Entries from a dataset of interfaces

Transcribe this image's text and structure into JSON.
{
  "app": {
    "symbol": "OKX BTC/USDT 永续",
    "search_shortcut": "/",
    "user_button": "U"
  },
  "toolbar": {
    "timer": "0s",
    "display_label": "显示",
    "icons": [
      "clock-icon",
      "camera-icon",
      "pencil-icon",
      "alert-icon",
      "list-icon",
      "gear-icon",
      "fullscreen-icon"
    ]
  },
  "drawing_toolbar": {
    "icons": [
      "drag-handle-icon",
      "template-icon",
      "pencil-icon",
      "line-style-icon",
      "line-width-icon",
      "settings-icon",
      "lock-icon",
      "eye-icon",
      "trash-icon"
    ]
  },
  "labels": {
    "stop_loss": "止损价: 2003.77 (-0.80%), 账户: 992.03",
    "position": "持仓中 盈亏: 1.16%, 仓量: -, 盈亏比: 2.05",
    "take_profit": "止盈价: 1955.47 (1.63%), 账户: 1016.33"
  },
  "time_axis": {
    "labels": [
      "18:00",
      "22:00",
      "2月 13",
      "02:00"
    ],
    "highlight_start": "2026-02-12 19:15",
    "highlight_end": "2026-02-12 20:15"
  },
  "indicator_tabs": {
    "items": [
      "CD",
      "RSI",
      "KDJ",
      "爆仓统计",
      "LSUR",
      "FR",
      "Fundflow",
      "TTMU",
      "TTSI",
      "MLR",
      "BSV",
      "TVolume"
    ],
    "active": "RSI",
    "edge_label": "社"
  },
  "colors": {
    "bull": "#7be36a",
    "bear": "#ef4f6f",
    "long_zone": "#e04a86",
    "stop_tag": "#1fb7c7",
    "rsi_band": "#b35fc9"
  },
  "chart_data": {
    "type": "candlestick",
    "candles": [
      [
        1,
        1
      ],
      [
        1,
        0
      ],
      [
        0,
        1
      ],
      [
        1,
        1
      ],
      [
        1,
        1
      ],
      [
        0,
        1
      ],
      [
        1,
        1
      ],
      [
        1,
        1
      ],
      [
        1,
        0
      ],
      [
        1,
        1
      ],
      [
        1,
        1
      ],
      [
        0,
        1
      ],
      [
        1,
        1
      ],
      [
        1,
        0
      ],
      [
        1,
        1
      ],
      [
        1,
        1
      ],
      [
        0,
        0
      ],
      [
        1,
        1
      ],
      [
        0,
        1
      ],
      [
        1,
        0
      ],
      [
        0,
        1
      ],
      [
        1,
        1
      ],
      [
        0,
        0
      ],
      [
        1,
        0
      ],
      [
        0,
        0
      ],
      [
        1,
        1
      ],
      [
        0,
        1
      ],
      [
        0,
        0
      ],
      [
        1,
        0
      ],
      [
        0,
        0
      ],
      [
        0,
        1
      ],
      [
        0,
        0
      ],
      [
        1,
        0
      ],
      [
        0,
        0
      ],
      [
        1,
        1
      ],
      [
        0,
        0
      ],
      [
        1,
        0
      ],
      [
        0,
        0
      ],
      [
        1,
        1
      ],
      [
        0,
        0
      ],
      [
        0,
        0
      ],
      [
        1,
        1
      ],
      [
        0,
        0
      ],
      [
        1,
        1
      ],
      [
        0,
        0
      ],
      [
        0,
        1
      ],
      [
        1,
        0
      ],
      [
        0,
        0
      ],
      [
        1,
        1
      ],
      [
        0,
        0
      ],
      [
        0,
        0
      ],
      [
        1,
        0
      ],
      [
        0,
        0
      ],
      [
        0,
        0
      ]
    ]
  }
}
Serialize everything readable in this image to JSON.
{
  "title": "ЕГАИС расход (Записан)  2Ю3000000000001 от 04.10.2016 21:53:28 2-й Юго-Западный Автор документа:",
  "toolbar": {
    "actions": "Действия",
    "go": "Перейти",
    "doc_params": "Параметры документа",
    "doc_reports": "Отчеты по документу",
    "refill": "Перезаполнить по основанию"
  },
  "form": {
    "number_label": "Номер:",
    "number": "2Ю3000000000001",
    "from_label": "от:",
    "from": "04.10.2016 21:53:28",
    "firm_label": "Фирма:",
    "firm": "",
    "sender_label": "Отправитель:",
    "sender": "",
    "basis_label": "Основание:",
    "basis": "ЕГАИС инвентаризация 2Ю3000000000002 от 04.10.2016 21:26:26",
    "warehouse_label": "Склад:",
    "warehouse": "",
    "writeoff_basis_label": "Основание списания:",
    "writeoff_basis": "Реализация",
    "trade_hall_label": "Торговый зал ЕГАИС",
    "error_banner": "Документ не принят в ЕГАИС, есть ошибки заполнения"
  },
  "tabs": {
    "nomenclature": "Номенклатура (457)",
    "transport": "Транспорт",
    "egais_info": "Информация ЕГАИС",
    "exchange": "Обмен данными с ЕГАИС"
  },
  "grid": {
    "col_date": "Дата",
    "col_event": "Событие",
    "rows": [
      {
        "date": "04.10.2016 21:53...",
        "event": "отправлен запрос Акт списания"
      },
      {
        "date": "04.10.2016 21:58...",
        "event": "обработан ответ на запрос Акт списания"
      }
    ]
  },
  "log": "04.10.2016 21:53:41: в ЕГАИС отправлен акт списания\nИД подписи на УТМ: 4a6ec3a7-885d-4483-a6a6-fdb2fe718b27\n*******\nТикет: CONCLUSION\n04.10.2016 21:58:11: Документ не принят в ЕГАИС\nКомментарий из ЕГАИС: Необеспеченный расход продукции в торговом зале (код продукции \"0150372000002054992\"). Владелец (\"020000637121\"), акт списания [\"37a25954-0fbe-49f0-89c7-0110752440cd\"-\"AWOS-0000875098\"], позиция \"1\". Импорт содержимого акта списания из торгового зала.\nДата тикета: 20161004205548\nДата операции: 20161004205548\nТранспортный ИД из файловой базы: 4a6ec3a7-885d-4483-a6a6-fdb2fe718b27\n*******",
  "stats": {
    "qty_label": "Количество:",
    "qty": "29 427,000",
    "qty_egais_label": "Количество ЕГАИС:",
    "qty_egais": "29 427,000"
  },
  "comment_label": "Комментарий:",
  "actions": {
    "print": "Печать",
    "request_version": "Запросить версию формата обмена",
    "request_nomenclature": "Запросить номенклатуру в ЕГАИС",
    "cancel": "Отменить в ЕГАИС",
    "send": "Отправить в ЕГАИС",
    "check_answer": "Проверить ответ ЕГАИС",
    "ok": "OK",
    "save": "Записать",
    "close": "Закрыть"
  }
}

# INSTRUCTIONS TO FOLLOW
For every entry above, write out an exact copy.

# ANSWER SECTION
Transcribe this image's text and structure into JSON.
{
  "app": {
    "symbol": "OKX BTC/USDT 永续",
    "search_shortcut": "/",
    "user_button": "U"
  },
  "toolbar": {
    "timer": "0s",
    "display_label": "显示",
    "icons": [
      "clock-icon",
      "camera-icon",
      "pencil-icon",
      "alert-icon",
      "list-icon",
      "gear-icon",
      "fullscreen-icon"
    ]
  },
  "drawing_toolbar": {
    "icons": [
      "drag-handle-icon",
      "template-icon",
      "pencil-icon",
      "line-style-icon",
      "line-width-icon",
      "settings-icon",
      "lock-icon",
      "eye-icon",
      "trash-icon"
    ]
  },
  "labels": {
    "stop_loss": "止损价: 2003.77 (-0.80%), 账户: 992.03",
    "position": "持仓中 盈亏: 1.16%, 仓量: -, 盈亏比: 2.05",
    "take_profit": "止盈价: 1955.47 (1.63%), 账户: 1016.33"
  },
  "time_axis": {
    "labels": [
      "18:00",
      "22:00",
      "2月 13",
      "02:00"
    ],
    "highlight_start": "2026-02-12 19:15",
    "highlight_end": "2026-02-12 20:15"
  },
  "indicator_tabs": {
    "items": [
      "CD",
      "RSI",
      "KDJ",
      "爆仓统计",
      "LSUR",
      "FR",
      "Fundflow",
      "TTMU",
      "TTSI",
      "MLR",
      "BSV",
      "TVolume"
    ],
    "active": "RSI",
    "edge_label": "社"
  },
  "colors": {
    "bull": "#7be36a",
    "bear": "#ef4f6f",
    "long_zone": "#e04a86",
    "stop_tag": "#1fb7c7",
    "rsi_band": "#b35fc9"
  },
  "chart_data": {
    "type": "candlestick",
    "candles": [
      [
        1,
        1
      ],
      [
        1,
        0
      ],
      [
        0,
        1
      ],
      [
        1,
        1
      ],
      [
        1,
        1
      ],
      [
        0,
        1
      ],
      [
        1,
        1
      ],
      [
        1,
        1
      ],
      [
        1,
        0
      ],
      [
        1,
        1
      ],
      [
        1,
        1
      ],
      [
        0,
        1
      ],
      [
        1,
        1
      ],
      [
        1,
        0
      ],
      [
        1,
        1
      ],
      [
        1,
        1
      ],
      [
        0,
        0
      ],
      [
        1,
        1
      ],
      [
        0,
        1
      ],
      [
        1,
        0
      ],
      [
        0,
        1
      ],
      [
        1,
        1
      ],
      [
        0,
        0
      ],
      [
        1,
        0
      ],
      [
        0,
        0
      ],
      [
        1,
        1
      ],
      [
        0,
        1
      ],
      [
        0,
        0
      ],
      [
        1,
        0
      ],
      [
        0,
        0
      ],
      [
        0,
        1
      ],
      [
        0,
        0
      ],
      [
        1,
        0
      ],
      [
        0,
        0
      ],
      [
        1,
        1
      ],
      [
        0,
        0
      ],
      [
        1,
        0
      ],
      [
        0,
        0
      ],
      [
        1,
        1
      ],
      [
        0,
        0
      ],
      [
        0,
        0
      ],
      [
        1,
        1
      ],
      [
        0,
        0
      ],
      [
        1,
        1
      ],
      [
        0,
        0
      ],
      [
        0,
        1
      ],
      [
        1,
        0
      ],
      [
        0,
        0
      ],
      [
        1,
        1
      ],
      [
        0,
        0
      ],
      [
        0,
        0
      ],
      [
        1,
        0
      ],
      [
        0,
        0
      ],
      [
        0,
        0
      ]
    ]
  }
}
Serialize everything readable in this image to JSON.
{
  "title": "ЕГАИС расход (Записан)  2Ю3000000000001 от 04.10.2016 21:53:28 2-й Юго-Западный Автор документа:",
  "toolbar": {
    "actions": "Действия",
    "go": "Перейти",
    "doc_params": "Параметры документа",
    "doc_reports": "Отчеты по документу",
    "refill": "Перезаполнить по основанию"
  },
  "form": {
    "number_label": "Номер:",
    "number": "2Ю3000000000001",
    "from_label": "от:",
    "from": "04.10.2016 21:53:28",
    "firm_label": "Фирма:",
    "firm": "",
    "sender_label": "Отправитель:",
    "sender": "",
    "basis_label": "Основание:",
    "basis": "ЕГАИС инвентаризация 2Ю3000000000002 от 04.10.2016 21:26:26",
    "warehouse_label": "Склад:",
    "warehouse": "",
    "writeoff_basis_label": "Основание списания:",
    "writeoff_basis": "Реализация",
    "trade_hall_label": "Торговый зал ЕГАИС",
    "error_banner": "Документ не принят в ЕГАИС, есть ошибки заполнения"
  },
  "tabs": {
    "nomenclature": "Номенклатура (457)",
    "transport": "Транспорт",
    "egais_info": "Информация ЕГАИС",
    "exchange": "Обмен данными с ЕГАИС"
  },
  "grid": {
    "col_date": "Дата",
    "col_event": "Событие",
    "rows": [
      {
        "date": "04.10.2016 21:53...",
        "event": "отправлен запрос Акт списания"
      },
      {
        "date": "04.10.2016 21:58...",
        "event": "обработан ответ на запрос Акт списания"
      }
    ]
  },
  "log": "04.10.2016 21:53:41: в ЕГАИС отправлен акт списания\nИД подписи на УТМ: 4a6ec3a7-885d-4483-a6a6-fdb2fe718b27\n*******\nТикет: CONCLUSION\n04.10.2016 21:58:11: Документ не принят в ЕГАИС\nКомментарий из ЕГАИС: Необеспеченный расход продукции в торговом зале (код продукции \"0150372000002054992\"). Владелец (\"020000637121\"), акт списания [\"37a25954-0fbe-49f0-89c7-0110752440cd\"-\"AWOS-0000875098\"], позиция \"1\". Импорт содержимого акта списания из торгового зала.\nДата тикета: 20161004205548\nДата операции: 20161004205548\nТранспортный ИД из файловой базы: 4a6ec3a7-885d-4483-a6a6-fdb2fe718b27\n*******",
  "stats": {
    "qty_label": "Количество:",
    "qty": "29 427,000",
    "qty_egais_label": "Количество ЕГАИС:",
    "qty_egais": "29 427,000"
  },
  "comment_label": "Комментарий:",
  "actions": {
    "print": "Печать",
    "request_version": "Запросить версию формата обмена",
    "request_nomenclature": "Запросить номенклатуру в ЕГАИС",
    "cancel": "Отменить в ЕГАИС",
    "send": "Отправить в ЕГАИС",
    "check_answer": "Проверить ответ ЕГАИС",
    "ok": "OK",
    "save": "Записать",
    "close": "Закрыть"
  }
}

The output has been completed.